Make us your home page

Today’s top headlines delivered to you daily.

(View our Privacy Policy)

Q&A: Can I use the MacDill commissary?

Rules for MacDill commissary?

I understand there is a commissary at MacDill Air Force Base in Tampa. What are the rules for using this commissary? I am a U.S. Navy veteran who served in World War II and am now living in Tampa.

There is, indeed, a commissary at MacDill Air Force Base in Tampa. It's located at 2908 N Boundary Blvd., and the phone number is (813) 828-3361.

Among the store services are an ATM, bakery, deli, fresh sandwiches to go, party cakes, plants, rotisserie chicken, sushi and more.

Normal store hours are 9 a.m. to 7 p.m. daily. "Early bird" hours for people with fewer than 40 items to check out are from 6 to 8:30 a.m., Mondays through Fridays.

MacDill's is one of the largest commissaries in the military with 28 checkout lanes. Store sales are the second highest of any Air Force commissary, according to base officials.

According to, general rules for commissary use are:

"Regardless of rank, all military personnel and their families are permitted to shop at a commissary. Retired military, disabled veterans, National Guard and reservists are also eligible. The military also permits surviving spouses and former spouses of military personnel to use a commissary. Special assistance is offered for those with disabilities or infirmities. Individuals caring for children of service members who are deployed, on remote assignment or deceased may be authorized to use the commissary for 12 months, sometimes longer in cases of continued hardship.

"Commissaries accept cash, personal checks, travelers checks and debit and credit cards. Food stamps and WIC vouchers are accepted in the United States, including Puerto Rico and Guam. Commissaries overseas accept the overseas military-issued WIC vouchers for military families.

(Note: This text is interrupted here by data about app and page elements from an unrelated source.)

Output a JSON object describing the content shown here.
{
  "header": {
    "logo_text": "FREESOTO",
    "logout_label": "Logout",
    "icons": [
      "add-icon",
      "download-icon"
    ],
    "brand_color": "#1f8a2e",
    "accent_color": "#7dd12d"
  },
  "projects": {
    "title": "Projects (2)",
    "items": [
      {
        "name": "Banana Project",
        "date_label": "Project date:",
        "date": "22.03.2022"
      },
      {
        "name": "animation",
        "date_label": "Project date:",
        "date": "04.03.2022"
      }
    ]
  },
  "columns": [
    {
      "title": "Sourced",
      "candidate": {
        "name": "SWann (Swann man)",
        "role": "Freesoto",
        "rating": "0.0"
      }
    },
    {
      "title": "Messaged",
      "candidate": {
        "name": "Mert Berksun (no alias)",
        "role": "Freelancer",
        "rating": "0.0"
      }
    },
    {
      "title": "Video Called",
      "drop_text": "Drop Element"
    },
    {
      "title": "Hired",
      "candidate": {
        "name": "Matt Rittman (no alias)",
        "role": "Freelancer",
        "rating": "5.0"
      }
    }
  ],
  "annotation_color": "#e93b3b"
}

"Federal law restricts what commissaries can sell. For example, they do not stock beer, wine and many general merchandise items carried by base exchanges.

"Shoppers get average savings of 30 percent or more. There is no sales tax. The 5 percent surcharge pays for construction and renovation of stores and equipment purchases."

For more, see

Question of Olympic proportion

How big is an Olympic-size swimming pool, and how much water does it hold?

Olympic-size swimming pools are built to standards set by FINA, the governing body for swimming, diving, water polo, synchronized swimming and open-water swimming. They are 50 meters (164 feet) long and 25 meters (82 feet) wide. The minimum depth is 2 meters (6 feet, 7 inches) but many are deeper at one end and shallower at the other.

They hold about 600,000 gallons of water, depending on the depth, or enough to fill about 12,000 standard-size bathtubs.

Q&A: Can I use the MacDill commissary? 07/28/11 [Last modified: Thursday, July 28, 2011 9:46am]
Photo reprints | Article reprints

© 2017 Tampa Bay Times


Join the discussion: Click to view comments, add yours

  1. From the food editor: 'MasterChef' winner Shaun O'Neale talks cooking at Epcot's International Food and Wine Festival


    There are certain reliable signs that fall is on the way. Nothing in the weather department, of course, but other markers that usher in the celebratory final months of the year. One of those things is the Epcot International Food and Wine Festival, which happens annually in Orlando, seemingly longer and more jam-packed …

    Chicken Wings with Sweet Potato Puree. Photo by Michelle Stark, Times food editor.
  2. Mike Evans stands behind Michael Bennett


    Bucs receiver Mike Evans was signing autographs for children after Bucs practice on Saturday. As he signed, he talked about Seattle defensive and former Buc Michael Bennett, who last Friday sat during the national anthem and who says he will continue to do so to fight racial injustice.

    Mike Evans, left, hauls in a pass in front of cornerback Vernon Hargreaves.
  3. Man, I miss Planet Simeon


    Simeon Rice, right, works with Bucs defensive end Ryan Russell.
  4. Florida education news: HB 7069, solar eclipse, courtesy bus rides and more


    DISCORD: Employees of the Pinellas Classroom Teachers Association accuse the union of "less than fair and equitable" working conditions.